Undeniable applause has been showered upon the interior and education ministries for their unwavering dedication to diminish the prevalence of alcohol consumption at farewell celebrations for retiring officials. This tends to occur extensively at the cusp of each month’s completion. Such a policy has been evident for almost a decade; seven years to be precise. Its conception can be credited to the tenacious efforts from the Thai Health Promotion Foundation, the Office of the Basic Education Commission, the StopDrink Network Office, and a coalition of educators vehemently championing for a society completely devoid of alcohol.
The indispensable role of the interior ministry in promoting this, inarguably, innovative policy has remained intact throughout this period. This has been reiterated by the ministry’s permanent secretary, Suttipong Juljarern, through an uncompromising directive addressed to provincial governors and heads of agencies affiliated with the ministry’s jurisdiction on the 28th of August.
Similar sentiments were echoed by the deputy permanent secretary at the Education Ministry, Suthin Kaewpana, who issued an identical policy direction on the subsequent day. The director of the StopDrink Network Office, Theera Watcharapranee, expressed his satisfaction upon seeing the policy’s effect. The rising number of retirement parties being organised with the absence of alcohol serves as resounding proof to the effectiveness of these measures.
“The campaigns have undoubtedly paved the way for other organisations to follow. We further encourage these parties to contribute photos and testimonials to our Facebook page, effectively promoting a healthier lifestyle,” added Mr. Theera.

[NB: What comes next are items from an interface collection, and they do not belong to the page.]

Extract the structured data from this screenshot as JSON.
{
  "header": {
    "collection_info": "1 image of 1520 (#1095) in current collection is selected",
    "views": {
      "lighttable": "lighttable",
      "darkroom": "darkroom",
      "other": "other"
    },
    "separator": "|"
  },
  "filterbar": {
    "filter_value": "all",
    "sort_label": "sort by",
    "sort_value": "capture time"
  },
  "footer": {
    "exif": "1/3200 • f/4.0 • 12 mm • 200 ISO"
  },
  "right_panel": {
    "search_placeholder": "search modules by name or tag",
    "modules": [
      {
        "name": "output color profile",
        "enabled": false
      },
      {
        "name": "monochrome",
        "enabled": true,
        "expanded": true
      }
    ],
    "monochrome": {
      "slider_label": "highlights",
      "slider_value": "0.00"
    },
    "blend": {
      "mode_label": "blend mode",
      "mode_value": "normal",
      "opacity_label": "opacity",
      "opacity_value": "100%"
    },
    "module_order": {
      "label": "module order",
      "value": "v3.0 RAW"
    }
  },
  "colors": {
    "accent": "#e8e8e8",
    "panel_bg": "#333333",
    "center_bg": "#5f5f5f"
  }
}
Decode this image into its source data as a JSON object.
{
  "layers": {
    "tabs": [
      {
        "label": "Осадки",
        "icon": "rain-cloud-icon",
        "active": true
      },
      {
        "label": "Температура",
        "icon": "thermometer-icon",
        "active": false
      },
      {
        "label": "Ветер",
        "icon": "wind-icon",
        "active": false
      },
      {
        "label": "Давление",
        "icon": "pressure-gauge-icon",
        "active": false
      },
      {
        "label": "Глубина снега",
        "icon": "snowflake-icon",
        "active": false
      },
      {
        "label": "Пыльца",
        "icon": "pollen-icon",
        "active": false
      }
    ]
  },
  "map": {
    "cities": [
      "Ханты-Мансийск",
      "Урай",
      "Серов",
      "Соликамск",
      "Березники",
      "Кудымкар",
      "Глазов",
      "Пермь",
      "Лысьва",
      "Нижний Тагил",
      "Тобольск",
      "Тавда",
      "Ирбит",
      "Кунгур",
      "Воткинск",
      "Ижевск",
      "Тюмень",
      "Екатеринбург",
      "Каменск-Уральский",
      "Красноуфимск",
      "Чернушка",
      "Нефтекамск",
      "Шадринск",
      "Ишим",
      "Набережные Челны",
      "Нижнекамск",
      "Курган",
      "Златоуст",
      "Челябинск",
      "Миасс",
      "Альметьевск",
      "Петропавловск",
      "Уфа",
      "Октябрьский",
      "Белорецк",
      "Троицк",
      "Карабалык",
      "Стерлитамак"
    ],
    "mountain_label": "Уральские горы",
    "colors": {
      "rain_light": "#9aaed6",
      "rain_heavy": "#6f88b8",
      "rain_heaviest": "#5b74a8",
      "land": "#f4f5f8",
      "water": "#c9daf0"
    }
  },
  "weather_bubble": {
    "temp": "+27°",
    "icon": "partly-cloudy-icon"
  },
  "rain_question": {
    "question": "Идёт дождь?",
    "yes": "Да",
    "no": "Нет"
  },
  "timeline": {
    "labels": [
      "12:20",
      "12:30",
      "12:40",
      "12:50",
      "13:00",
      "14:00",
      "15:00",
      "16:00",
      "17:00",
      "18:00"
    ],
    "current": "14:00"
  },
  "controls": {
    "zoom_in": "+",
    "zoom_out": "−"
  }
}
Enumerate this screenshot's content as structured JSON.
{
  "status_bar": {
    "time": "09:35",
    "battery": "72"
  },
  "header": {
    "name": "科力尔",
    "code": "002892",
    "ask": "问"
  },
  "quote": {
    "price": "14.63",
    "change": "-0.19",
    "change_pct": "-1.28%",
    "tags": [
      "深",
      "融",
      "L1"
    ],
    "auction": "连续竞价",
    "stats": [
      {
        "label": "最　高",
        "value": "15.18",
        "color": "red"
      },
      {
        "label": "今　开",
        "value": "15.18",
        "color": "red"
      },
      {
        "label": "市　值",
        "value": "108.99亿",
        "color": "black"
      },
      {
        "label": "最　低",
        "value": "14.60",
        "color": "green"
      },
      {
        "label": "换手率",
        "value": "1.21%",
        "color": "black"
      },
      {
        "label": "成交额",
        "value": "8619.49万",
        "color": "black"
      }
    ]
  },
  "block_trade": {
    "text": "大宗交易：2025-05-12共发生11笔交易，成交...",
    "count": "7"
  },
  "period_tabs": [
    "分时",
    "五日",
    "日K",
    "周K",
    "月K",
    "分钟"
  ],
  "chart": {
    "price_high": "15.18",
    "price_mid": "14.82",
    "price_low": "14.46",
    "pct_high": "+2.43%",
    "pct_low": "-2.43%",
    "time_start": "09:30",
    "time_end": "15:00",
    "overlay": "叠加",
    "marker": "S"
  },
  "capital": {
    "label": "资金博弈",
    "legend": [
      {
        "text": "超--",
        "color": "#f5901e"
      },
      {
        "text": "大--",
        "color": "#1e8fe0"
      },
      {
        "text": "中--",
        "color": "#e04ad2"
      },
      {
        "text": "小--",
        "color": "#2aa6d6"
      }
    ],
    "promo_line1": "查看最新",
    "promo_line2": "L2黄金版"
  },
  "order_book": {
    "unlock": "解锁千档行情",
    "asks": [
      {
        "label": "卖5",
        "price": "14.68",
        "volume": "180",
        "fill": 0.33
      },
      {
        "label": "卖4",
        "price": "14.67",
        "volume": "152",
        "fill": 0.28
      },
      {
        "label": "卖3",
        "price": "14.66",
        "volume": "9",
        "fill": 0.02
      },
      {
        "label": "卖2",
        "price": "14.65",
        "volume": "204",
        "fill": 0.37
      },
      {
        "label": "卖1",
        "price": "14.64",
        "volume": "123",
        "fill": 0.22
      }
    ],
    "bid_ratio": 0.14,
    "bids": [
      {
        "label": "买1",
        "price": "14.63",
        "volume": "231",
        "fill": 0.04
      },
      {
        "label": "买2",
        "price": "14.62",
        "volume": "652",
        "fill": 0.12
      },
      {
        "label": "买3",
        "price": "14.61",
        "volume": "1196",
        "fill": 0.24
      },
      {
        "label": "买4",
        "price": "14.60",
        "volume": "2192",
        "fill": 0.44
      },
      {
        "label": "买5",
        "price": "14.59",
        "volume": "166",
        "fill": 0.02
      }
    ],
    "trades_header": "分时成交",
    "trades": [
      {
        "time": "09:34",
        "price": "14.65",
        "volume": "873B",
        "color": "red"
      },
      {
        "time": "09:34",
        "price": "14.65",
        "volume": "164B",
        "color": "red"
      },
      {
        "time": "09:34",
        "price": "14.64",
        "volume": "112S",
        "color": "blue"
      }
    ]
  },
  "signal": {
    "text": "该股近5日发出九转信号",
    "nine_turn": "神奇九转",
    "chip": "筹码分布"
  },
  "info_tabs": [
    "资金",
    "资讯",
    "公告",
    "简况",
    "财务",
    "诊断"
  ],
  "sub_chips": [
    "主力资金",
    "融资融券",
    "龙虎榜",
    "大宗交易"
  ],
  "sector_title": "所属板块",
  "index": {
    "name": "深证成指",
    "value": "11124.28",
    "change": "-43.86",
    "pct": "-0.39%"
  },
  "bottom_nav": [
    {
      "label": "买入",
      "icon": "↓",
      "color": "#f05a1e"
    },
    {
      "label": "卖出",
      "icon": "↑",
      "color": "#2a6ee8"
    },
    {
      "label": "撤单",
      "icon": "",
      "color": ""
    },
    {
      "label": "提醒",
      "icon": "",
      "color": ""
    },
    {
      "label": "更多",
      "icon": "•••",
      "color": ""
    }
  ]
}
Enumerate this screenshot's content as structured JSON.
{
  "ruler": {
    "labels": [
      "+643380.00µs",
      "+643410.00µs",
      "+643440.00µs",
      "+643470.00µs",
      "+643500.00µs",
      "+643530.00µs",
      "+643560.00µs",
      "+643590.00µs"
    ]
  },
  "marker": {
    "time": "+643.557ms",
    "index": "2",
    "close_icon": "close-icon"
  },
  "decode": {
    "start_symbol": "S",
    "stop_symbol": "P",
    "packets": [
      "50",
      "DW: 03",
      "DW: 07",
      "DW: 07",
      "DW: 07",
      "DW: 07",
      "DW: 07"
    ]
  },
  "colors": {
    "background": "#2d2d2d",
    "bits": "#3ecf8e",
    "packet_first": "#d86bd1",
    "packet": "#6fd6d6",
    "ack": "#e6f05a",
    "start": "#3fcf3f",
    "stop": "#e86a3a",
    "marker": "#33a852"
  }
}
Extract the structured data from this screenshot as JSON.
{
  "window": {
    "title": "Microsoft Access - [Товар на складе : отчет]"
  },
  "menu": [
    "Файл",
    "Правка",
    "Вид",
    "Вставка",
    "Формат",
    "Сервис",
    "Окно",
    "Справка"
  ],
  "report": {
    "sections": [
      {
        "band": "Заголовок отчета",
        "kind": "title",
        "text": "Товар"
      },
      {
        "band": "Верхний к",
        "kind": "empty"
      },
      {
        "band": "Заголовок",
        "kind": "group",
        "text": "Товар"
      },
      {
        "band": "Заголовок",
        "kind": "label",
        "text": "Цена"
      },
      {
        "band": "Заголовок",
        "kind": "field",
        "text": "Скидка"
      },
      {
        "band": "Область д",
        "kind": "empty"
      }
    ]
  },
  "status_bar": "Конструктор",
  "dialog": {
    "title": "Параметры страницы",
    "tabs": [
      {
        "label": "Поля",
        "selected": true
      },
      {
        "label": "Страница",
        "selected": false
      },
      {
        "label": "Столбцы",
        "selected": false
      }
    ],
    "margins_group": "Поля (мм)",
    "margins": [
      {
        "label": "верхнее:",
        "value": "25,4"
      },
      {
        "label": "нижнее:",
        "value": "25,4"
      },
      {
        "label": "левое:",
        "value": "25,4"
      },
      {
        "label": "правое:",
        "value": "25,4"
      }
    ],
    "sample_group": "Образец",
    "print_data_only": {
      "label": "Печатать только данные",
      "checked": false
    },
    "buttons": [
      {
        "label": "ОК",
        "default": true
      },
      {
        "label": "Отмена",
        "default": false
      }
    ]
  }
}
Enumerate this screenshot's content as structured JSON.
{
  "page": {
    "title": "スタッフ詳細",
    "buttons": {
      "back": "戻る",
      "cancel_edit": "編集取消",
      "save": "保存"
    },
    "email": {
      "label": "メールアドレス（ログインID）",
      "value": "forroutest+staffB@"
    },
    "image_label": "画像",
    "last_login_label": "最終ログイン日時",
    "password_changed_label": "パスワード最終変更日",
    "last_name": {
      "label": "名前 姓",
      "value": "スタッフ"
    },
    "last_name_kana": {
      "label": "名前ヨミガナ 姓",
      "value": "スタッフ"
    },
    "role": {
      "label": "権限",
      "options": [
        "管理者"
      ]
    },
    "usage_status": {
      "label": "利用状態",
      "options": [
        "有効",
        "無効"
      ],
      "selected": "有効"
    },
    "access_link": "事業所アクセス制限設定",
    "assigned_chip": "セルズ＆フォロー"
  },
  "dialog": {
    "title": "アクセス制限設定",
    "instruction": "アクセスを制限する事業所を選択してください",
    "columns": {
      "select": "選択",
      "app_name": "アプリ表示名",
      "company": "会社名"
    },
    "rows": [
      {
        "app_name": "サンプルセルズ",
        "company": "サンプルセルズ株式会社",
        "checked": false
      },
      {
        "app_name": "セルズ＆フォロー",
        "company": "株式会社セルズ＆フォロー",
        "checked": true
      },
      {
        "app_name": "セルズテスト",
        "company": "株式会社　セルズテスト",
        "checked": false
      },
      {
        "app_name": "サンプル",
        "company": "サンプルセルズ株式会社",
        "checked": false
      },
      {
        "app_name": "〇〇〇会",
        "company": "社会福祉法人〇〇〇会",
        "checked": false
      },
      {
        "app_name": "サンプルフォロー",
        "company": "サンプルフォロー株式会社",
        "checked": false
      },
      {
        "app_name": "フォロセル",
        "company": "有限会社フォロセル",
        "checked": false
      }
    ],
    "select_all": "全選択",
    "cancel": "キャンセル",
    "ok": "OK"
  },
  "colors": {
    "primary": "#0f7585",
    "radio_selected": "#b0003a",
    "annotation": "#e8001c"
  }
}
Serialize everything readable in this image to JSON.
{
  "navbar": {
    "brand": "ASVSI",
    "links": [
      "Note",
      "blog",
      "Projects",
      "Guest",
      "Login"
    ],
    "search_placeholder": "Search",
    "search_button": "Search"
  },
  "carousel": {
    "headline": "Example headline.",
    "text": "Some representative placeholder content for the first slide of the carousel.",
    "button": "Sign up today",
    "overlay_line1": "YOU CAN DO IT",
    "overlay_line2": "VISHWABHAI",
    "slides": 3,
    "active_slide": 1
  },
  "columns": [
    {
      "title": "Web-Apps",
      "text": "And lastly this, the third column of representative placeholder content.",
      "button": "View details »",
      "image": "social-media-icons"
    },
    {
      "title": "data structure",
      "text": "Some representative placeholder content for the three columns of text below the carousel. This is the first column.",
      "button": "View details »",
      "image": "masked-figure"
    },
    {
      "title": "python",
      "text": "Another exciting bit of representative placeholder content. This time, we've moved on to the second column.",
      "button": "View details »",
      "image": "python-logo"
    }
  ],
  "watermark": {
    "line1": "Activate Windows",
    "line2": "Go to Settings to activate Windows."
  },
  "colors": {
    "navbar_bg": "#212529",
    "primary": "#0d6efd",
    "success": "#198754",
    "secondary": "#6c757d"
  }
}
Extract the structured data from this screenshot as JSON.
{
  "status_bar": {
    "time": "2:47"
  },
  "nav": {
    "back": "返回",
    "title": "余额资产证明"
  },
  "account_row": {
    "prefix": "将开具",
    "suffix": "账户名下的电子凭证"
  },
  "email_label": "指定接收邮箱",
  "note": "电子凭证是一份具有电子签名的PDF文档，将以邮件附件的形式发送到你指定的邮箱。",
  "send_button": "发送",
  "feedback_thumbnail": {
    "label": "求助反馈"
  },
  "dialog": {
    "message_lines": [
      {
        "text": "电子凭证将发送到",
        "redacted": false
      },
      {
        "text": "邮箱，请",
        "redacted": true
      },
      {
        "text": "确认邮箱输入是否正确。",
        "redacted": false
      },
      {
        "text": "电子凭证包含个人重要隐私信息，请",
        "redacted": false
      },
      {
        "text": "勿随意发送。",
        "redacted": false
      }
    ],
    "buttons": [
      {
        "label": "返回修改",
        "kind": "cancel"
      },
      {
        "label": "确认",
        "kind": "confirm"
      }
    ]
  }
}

The country’s alcohol consumption largely veers towards adult men, with a staggering 16 million Thai population indulging in alcoholic beverages, and 46.4% of them being men. This scenario, however, appears to have a silver lining. The number of male drinkers has begun to show signs of a decline, whereas that of female drinkers has been on a slow ascent.
Concurrently, the adolescent demographic between the ages of 15 and 19 engaging in alcohol consumption is also witnessing a gradual reduction. Even though a few who initiate drinking at a tender age tend to sustain the practice, their flock seems to be dwindling.
However, a major concern is that despite the stern legal restrictions against advertising alcoholic beverages, the producers are using creative strategies to target women and young individuals by skirting around the traditional advertising laws and instead utilising online marketing. “This shift in target demographic is a potential threat we need to keenly observe,” warned Mr. Theera.